Extract every line from the records below that contains the word "name".

◆ App and web page records:
────────────────

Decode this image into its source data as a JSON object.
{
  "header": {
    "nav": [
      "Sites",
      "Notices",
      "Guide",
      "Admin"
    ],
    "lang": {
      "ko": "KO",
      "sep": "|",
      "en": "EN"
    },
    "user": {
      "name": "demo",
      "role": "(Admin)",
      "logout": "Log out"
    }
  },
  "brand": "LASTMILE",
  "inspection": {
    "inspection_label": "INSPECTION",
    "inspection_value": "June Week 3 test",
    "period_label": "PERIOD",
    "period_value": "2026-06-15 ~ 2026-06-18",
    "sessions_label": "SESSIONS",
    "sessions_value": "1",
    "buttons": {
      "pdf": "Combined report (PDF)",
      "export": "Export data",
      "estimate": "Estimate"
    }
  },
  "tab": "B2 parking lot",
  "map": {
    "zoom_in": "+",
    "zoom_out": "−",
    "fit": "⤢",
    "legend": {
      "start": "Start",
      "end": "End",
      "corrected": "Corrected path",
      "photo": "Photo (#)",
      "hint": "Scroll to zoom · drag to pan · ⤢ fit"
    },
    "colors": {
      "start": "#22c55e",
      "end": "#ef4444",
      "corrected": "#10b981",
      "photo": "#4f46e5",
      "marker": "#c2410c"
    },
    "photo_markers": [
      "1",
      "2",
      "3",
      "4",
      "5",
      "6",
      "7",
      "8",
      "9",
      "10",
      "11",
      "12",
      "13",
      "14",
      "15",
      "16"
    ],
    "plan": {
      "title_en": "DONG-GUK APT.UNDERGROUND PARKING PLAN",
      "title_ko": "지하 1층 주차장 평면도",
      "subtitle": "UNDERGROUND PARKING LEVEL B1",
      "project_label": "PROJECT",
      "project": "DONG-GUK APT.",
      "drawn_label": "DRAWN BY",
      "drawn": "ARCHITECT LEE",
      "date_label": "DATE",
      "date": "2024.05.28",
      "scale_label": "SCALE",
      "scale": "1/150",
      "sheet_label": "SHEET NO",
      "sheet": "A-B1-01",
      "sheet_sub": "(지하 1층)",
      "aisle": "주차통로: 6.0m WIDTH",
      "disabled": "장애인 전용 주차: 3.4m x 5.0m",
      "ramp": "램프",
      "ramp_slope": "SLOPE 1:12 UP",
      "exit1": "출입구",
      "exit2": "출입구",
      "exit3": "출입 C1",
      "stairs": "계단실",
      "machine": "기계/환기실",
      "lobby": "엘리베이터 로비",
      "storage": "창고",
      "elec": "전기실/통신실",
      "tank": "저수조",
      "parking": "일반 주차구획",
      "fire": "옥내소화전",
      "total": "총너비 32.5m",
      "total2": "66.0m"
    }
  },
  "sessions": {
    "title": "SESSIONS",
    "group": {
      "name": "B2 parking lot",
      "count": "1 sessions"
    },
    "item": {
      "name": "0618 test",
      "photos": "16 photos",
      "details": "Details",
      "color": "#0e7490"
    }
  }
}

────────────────

◆ Result of the task:
      "name": "demo",
      "name": "B2 parking lot",
      "name": "0618 test",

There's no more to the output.